--- Material for this task ---
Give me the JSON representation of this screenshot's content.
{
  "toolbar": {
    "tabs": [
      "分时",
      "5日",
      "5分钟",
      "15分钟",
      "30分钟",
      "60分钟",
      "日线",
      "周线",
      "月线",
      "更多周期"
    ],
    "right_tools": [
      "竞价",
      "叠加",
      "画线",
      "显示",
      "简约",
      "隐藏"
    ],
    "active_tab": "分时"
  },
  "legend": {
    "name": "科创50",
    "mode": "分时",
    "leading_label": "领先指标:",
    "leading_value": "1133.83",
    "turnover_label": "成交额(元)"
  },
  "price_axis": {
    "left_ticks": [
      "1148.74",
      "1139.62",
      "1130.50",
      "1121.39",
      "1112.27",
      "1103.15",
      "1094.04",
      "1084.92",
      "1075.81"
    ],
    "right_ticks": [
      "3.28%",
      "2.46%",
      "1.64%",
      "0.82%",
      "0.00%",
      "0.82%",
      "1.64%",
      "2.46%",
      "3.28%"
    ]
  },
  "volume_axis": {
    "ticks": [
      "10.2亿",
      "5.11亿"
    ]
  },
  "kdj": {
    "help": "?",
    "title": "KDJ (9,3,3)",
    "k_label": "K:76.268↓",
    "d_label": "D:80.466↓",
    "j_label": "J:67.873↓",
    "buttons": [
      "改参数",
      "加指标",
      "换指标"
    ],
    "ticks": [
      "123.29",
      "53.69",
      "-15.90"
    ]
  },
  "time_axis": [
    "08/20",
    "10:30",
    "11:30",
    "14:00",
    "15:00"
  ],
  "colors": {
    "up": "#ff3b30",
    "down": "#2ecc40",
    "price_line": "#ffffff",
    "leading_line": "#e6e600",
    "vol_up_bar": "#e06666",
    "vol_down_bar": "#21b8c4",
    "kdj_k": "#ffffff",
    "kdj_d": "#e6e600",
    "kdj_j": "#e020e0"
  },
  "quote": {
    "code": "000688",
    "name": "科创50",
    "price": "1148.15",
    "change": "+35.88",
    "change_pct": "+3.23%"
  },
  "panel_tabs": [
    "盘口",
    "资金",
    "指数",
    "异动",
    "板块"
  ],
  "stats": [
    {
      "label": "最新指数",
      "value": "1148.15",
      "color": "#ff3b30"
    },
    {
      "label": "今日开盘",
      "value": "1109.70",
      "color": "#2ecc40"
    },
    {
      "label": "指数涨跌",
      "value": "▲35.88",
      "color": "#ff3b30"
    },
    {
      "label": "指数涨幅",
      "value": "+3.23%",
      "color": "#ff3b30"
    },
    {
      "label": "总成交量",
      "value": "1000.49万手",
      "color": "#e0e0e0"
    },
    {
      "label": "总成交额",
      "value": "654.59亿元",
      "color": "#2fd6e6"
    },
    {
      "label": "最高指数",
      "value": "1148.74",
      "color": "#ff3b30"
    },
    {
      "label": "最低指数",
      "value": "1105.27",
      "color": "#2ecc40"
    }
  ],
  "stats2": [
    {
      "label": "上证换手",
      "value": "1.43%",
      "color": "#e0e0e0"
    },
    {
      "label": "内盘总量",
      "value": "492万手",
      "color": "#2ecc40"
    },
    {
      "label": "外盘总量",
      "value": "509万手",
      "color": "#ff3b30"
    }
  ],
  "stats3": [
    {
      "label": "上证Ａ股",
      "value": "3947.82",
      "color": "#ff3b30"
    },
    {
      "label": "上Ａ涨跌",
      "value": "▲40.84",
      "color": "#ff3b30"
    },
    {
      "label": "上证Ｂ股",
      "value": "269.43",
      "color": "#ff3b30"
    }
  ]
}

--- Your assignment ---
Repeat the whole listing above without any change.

--- Response to the task ---
Give me the JSON representation of this screenshot's content.
{
  "toolbar": {
    "tabs": [
      "分时",
      "5日",
      "5分钟",
      "15分钟",
      "30分钟",
      "60分钟",
      "日线",
      "周线",
      "月线",
      "更多周期"
    ],
    "right_tools": [
      "竞价",
      "叠加",
      "画线",
      "显示",
      "简约",
      "隐藏"
    ],
    "active_tab": "分时"
  },
  "legend": {
    "name": "科创50",
    "mode": "分时",
    "leading_label": "领先指标:",
    "leading_value": "1133.83",
    "turnover_label": "成交额(元)"
  },
  "price_axis": {
    "left_ticks": [
      "1148.74",
      "1139.62",
      "1130.50",
      "1121.39",
      "1112.27",
      "1103.15",
      "1094.04",
      "1084.92",
      "1075.81"
    ],
    "right_ticks": [
      "3.28%",
      "2.46%",
      "1.64%",
      "0.82%",
      "0.00%",
      "0.82%",
      "1.64%",
      "2.46%",
      "3.28%"
    ]
  },
  "volume_axis": {
    "ticks": [
      "10.2亿",
      "5.11亿"
    ]
  },
  "kdj": {
    "help": "?",
    "title": "KDJ (9,3,3)",
    "k_label": "K:76.268↓",
    "d_label": "D:80.466↓",
    "j_label": "J:67.873↓",
    "buttons": [
      "改参数",
      "加指标",
      "换指标"
    ],
    "ticks": [
      "123.29",
      "53.69",
      "-15.90"
    ]
  },
  "time_axis": [
    "08/20",
    "10:30",
    "11:30",
    "14:00",
    "15:00"
  ],
  "colors": {
    "up": "#ff3b30",
    "down": "#2ecc40",
    "price_line": "#ffffff",
    "leading_line": "#e6e600",
    "vol_up_bar": "#e06666",
    "vol_down_bar": "#21b8c4",
    "kdj_k": "#ffffff",
    "kdj_d": "#e6e600",
    "kdj_j": "#e020e0"
  },
  "quote": {
    "code": "000688",
    "name": "科创50",
    "price": "1148.15",
    "change": "+35.88",
    "change_pct": "+3.23%"
  },
  "panel_tabs": [
    "盘口",
    "资金",
    "指数",
    "异动",
    "板块"
  ],
  "stats": [
    {
      "label": "最新指数",
      "value": "1148.15",
      "color": "#ff3b30"
    },
    {
      "label": "今日开盘",
      "value": "1109.70",
      "color": "#2ecc40"
    },
    {
      "label": "指数涨跌",
      "value": "▲35.88",
      "color": "#ff3b30"
    },
    {
      "label": "指数涨幅",
      "value": "+3.23%",
      "color": "#ff3b30"
    },
    {
      "label": "总成交量",
      "value": "1000.49万手",
      "color": "#e0e0e0"
    },
    {
      "label": "总成交额",
      "value": "654.59亿元",
      "color": "#2fd6e6"
    },
    {
      "label": "最高指数",
      "value": "1148.74",
      "color": "#ff3b30"
    },
    {
      "label": "最低指数",
      "value": "1105.27",
      "color": "#2ecc40"
    }
  ],
  "stats2": [
    {
      "label": "上证换手",
      "value": "1.43%",
      "color": "#e0e0e0"
    },
    {
      "label": "内盘总量",
      "value": "492万手",
      "color": "#2ecc40"
    },
    {
      "label": "外盘总量",
      "value": "509万手",
      "color": "#ff3b30"
    }
  ],
  "stats3": [
    {
      "label": "上证Ａ股",
      "value": "3947.82",
      "color": "#ff3b30"
    },
    {
      "label": "上Ａ涨跌",
      "value": "▲40.84",
      "color": "#ff3b30"
    },
    {
      "label": "上证Ｂ股",
      "value": "269.43",
      "color": "#ff3b30"
    }
  ]
}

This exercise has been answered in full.